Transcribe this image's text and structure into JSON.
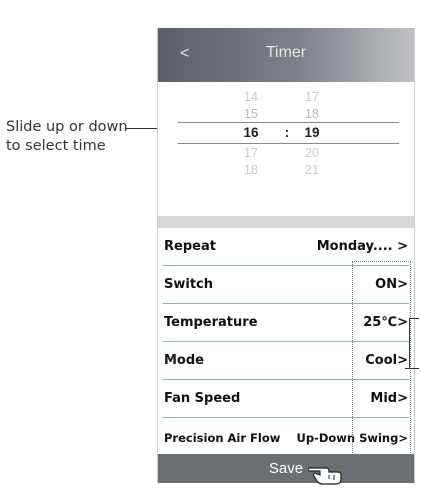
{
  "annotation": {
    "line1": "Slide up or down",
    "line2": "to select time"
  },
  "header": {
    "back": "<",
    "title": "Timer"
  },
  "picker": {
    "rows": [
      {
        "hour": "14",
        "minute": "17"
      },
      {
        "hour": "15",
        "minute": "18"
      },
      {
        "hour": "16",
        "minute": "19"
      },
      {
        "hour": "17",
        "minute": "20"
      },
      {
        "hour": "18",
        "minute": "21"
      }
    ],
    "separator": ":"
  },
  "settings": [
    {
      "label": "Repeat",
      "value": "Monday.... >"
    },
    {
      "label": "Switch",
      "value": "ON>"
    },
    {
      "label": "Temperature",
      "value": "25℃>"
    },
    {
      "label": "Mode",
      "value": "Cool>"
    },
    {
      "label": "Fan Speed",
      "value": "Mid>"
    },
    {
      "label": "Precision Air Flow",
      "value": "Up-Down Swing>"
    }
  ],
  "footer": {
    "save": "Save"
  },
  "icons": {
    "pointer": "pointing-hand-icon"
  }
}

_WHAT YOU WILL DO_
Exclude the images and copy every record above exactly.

_SOLUTION TO THIS EXERCISE_
Transcribe this image's text and structure into JSON.
{
  "annotation": {
    "line1": "Slide up or down",
    "line2": "to select time"
  },
  "header": {
    "back": "<",
    "title": "Timer"
  },
  "picker": {
    "rows": [
      {
        "hour": "14",
        "minute": "17"
      },
      {
        "hour": "15",
        "minute": "18"
      },
      {
        "hour": "16",
        "minute": "19"
      },
      {
        "hour": "17",
        "minute": "20"
      },
      {
        "hour": "18",
        "minute": "21"
      }
    ],
    "separator": ":"
  },
  "settings": [
    {
      "label": "Repeat",
      "value": "Monday.... >"
    },
    {
      "label": "Switch",
      "value": "ON>"
    },
    {
      "label": "Temperature",
      "value": "25℃>"
    },
    {
      "label": "Mode",
      "value": "Cool>"
    },
    {
      "label": "Fan Speed",
      "value": "Mid>"
    },
    {
      "label": "Precision Air Flow",
      "value": "Up-Down Swing>"
    }
  ],
  "footer": {
    "save": "Save"
  },
  "icons": {
    "pointer": "pointing-hand-icon"
  }
}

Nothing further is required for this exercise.